(Activity): Across the data below, in how many lines does the word "language" appear? Give only the number.

(Record excerpts):
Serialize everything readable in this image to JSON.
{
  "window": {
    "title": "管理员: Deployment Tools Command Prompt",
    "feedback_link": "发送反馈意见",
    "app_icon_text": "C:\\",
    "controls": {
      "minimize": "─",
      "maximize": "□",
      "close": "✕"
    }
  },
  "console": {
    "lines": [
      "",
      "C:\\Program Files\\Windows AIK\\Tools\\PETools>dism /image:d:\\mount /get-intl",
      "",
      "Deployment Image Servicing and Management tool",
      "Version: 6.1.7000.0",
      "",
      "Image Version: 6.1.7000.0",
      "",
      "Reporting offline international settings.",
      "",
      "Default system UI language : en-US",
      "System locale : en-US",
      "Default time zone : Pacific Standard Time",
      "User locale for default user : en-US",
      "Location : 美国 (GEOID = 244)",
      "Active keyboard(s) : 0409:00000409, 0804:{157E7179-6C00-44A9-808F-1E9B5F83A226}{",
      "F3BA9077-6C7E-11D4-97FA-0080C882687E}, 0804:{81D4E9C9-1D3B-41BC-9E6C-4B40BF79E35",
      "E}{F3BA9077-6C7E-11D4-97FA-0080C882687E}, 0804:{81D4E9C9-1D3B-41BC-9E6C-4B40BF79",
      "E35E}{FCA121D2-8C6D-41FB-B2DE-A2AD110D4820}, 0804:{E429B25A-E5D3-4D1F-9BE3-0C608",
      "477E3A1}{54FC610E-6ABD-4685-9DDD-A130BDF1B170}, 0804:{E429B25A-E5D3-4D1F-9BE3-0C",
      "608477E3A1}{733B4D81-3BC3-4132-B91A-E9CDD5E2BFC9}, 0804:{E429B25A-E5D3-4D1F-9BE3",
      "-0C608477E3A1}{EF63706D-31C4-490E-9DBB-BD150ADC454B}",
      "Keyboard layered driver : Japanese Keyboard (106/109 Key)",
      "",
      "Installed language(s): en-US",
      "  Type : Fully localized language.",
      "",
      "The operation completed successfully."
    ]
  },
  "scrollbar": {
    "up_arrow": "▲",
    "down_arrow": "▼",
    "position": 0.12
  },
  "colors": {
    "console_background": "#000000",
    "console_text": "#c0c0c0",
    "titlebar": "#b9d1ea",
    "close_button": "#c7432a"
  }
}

(Task response): 3